Service addition as business market strategy: identification of transition trajectories
Faculty of Applied Economics
Journal of service management. - Bingley, 2009, currens
, p. 693-714
University of Antwerp
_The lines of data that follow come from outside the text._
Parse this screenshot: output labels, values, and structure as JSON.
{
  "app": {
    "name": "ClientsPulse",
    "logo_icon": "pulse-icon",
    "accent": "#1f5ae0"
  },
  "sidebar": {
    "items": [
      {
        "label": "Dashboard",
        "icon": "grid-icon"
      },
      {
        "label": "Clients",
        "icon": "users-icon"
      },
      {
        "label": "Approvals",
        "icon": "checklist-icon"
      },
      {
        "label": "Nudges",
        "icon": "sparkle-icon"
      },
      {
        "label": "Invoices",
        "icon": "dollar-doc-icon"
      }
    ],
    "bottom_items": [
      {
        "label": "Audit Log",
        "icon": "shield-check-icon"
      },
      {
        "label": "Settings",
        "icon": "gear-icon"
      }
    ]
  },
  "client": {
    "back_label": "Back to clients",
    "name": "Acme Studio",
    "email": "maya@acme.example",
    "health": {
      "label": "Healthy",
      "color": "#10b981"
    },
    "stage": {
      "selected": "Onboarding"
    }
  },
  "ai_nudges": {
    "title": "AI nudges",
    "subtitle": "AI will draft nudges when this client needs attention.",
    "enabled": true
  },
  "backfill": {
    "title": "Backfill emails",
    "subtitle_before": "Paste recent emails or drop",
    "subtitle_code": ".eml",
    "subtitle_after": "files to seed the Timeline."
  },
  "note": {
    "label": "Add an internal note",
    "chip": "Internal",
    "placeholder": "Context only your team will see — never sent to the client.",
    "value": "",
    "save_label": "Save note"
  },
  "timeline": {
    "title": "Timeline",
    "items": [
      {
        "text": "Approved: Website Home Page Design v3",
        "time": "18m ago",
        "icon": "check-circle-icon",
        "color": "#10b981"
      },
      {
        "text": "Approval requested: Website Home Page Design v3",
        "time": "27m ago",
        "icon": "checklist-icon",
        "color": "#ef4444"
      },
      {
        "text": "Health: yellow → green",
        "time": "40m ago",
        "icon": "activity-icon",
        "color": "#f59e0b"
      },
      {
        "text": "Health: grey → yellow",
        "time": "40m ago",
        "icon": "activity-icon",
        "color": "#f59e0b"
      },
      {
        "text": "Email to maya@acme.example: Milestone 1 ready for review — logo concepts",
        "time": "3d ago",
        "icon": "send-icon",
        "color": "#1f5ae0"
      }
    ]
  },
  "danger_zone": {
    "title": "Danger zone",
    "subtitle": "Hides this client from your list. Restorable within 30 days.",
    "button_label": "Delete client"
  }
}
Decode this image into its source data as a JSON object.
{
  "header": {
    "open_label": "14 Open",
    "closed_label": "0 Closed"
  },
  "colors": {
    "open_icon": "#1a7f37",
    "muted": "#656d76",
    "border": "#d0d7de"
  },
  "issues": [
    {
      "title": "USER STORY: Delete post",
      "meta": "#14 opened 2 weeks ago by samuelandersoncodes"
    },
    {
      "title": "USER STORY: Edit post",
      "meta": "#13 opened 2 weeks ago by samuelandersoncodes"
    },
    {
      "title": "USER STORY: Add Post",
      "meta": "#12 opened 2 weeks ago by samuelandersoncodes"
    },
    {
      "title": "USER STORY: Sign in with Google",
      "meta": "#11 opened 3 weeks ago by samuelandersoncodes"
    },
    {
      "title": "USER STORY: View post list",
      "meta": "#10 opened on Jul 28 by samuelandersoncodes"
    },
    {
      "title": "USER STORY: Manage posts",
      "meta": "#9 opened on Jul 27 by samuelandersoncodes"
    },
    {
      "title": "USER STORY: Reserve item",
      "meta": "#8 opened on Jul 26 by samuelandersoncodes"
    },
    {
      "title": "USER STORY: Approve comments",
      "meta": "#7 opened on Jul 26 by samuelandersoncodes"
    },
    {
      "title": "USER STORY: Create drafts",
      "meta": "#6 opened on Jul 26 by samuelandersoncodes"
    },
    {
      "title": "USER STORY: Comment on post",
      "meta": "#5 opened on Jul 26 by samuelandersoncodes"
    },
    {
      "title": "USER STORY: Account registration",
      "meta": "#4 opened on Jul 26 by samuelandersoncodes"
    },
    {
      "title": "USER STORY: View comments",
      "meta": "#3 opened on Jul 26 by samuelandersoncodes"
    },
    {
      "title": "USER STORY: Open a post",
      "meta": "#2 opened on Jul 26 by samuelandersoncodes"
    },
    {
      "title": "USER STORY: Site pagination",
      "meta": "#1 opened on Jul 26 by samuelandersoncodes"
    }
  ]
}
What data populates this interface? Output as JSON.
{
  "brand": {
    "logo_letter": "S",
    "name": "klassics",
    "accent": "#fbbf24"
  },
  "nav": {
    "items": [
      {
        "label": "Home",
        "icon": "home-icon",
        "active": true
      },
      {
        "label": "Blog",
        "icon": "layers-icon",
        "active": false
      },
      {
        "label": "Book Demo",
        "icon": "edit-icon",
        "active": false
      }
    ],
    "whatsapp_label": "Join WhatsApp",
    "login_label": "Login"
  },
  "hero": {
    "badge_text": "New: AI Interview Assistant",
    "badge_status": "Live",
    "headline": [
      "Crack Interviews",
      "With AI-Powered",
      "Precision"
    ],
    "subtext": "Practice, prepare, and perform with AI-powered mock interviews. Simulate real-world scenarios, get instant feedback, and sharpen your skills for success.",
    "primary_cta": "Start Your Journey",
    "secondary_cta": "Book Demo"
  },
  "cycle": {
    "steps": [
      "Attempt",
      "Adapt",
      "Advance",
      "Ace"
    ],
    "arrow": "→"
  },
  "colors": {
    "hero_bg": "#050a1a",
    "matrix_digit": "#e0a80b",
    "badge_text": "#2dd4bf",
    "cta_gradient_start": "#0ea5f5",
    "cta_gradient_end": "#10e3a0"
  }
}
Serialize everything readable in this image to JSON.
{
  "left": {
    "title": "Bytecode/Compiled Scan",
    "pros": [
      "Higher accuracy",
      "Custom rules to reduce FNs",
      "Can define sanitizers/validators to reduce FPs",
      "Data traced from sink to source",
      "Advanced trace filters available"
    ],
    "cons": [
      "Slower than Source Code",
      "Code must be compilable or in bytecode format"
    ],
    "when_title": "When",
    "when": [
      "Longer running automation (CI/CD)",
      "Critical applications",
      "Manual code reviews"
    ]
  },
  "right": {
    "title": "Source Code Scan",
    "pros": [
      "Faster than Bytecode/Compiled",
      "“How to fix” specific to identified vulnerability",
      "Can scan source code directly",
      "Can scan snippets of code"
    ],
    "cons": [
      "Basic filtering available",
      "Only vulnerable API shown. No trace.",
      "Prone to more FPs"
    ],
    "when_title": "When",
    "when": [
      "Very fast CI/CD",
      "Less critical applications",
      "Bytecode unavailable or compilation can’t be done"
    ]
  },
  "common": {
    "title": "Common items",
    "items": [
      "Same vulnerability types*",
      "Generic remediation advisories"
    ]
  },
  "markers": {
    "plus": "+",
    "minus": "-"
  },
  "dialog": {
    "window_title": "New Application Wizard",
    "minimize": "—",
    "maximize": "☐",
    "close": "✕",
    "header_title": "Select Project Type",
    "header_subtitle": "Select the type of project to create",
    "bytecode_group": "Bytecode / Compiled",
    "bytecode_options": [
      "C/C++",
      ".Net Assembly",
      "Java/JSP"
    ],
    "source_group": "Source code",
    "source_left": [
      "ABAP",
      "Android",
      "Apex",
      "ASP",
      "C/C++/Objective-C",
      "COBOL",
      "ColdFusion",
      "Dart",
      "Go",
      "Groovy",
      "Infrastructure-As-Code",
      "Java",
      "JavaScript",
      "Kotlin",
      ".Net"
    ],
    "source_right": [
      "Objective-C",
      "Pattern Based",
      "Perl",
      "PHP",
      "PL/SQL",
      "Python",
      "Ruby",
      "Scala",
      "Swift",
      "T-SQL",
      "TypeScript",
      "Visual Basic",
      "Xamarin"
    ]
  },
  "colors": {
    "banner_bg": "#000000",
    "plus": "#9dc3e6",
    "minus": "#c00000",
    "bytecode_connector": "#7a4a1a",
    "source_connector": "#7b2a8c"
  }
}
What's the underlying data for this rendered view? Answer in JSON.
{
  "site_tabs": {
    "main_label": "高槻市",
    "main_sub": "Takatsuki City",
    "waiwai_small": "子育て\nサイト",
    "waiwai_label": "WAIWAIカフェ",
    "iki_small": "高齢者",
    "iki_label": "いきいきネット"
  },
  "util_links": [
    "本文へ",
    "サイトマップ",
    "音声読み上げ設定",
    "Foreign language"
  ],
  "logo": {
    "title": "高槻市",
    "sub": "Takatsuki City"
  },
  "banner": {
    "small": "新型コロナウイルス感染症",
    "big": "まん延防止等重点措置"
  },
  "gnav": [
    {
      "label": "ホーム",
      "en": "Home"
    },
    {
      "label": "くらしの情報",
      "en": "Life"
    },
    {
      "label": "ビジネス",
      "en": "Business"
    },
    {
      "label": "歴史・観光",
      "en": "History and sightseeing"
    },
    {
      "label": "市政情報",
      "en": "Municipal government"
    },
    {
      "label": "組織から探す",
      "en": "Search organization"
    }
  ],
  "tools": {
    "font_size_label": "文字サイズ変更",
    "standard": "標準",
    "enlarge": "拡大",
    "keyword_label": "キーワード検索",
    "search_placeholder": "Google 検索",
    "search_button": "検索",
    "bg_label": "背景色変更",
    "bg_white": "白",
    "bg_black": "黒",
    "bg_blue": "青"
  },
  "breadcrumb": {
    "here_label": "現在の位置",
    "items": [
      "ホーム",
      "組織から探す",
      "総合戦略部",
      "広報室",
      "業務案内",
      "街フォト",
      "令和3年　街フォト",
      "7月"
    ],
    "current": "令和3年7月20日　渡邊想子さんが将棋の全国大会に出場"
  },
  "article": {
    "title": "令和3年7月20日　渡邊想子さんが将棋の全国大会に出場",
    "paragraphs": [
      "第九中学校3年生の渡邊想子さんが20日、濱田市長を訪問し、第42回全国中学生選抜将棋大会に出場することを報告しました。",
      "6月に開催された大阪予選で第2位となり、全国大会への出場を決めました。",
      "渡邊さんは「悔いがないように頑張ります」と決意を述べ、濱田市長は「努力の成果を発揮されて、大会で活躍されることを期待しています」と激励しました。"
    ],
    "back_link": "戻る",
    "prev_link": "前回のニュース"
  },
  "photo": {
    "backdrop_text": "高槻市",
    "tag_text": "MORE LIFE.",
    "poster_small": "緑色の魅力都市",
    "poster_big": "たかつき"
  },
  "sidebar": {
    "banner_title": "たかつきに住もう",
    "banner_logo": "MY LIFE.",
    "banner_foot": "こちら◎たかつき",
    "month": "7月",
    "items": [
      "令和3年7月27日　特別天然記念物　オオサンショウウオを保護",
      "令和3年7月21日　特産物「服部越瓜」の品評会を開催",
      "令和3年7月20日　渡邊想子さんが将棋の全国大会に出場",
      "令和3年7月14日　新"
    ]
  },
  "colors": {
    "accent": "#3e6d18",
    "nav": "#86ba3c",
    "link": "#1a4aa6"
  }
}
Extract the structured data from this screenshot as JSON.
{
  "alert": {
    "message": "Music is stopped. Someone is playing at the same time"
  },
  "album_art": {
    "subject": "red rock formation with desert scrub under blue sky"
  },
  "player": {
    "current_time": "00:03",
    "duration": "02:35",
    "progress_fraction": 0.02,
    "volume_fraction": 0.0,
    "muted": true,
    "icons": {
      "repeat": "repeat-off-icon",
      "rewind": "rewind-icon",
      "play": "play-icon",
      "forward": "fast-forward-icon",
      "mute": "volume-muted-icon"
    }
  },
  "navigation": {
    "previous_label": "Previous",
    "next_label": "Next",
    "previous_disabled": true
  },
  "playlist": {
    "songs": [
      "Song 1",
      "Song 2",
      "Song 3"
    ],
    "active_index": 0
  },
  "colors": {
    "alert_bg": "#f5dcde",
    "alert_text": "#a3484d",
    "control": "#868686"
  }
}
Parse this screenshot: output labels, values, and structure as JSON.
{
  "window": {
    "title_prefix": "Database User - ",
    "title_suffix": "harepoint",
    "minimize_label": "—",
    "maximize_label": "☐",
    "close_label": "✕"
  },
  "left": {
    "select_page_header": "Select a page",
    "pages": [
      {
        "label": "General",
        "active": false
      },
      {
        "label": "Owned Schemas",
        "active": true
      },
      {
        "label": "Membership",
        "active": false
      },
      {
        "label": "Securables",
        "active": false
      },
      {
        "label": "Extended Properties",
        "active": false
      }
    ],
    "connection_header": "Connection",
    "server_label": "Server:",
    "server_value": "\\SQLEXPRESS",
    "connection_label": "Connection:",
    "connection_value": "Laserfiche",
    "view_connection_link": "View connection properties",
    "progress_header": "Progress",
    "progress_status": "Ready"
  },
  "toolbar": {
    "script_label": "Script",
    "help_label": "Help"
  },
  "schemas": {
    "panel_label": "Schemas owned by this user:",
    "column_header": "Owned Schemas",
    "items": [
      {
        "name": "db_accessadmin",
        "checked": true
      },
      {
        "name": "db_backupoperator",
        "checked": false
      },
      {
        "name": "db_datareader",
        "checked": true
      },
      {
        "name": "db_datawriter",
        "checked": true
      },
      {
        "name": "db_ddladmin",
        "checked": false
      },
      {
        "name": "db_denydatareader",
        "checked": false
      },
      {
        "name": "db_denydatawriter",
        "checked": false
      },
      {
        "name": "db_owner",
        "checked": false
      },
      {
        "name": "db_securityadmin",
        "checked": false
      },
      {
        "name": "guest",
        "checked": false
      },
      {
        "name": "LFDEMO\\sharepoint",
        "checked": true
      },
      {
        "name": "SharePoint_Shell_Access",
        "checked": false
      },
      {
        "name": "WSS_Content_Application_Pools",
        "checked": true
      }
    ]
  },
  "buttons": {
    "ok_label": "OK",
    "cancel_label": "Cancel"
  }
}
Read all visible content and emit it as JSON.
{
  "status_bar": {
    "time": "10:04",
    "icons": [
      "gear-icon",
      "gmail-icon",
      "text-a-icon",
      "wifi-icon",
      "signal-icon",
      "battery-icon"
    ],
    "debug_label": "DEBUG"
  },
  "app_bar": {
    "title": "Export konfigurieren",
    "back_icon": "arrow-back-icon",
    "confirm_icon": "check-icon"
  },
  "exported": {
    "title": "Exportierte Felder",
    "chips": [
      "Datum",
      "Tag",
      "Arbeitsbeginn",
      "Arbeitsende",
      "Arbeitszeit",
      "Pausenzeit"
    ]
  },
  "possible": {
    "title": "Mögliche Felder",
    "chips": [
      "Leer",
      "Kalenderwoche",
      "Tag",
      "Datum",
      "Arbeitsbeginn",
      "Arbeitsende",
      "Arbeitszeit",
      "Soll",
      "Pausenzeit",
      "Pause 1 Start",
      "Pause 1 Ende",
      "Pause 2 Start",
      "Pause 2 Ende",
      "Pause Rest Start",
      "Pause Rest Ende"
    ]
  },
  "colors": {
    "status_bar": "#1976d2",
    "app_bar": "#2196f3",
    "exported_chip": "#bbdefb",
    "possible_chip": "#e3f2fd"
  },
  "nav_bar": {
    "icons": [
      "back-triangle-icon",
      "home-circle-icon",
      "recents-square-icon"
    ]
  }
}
Purpose The purpose of this paper is to show how manufacturers evolve when aiming at increasing customer value via the service addition path. More specifically, it aims to identify drivers and inhibitors as well as trajectories to reach ideal service addition types. Design/methodology/approach This paper employs a multiple case study design. In total 12 in-depth interviews were conducted with managers from machine building manufacturers resulting in five longitudinal case studies of best practice companies. The paper is grounded in the integrated solutions research paradigm. Findings Four types of service addition can be identified based on this multiple case study. Diverse drivers push companies to higher degrees of customization and to less tangible offerings via different trajectories. On these trajectories, though, they are likely to encounter inhibitors. Research limitations/implications The qualitative nature of this paper acts as a basis for future research efforts. On the one hand this paper has traditional shortcomings typical of interpretive studies. On the other, future research is stimulated as the exploratory but rich and longitudinal findings suggest further testing and development. Practical implications A strategy of service addition is frequently used by industrial companies to seek customer value and escape price pressure. This paper offers a framework that helps managers chose from the potential set of service addition types. The paper also identifies difficulties (the so-called inhibitors) companies might encounter when pursuing this strategy. Originality/value The rich case-based methodology enables the development of a preliminary model that identifies types of service addition and corresponding transition trajectories. The paper adds to the emergent theory on service business for manufacturing firms by offering a typology and an industry-specific view on drivers and inhibitors of service addition along the different transition trajectories.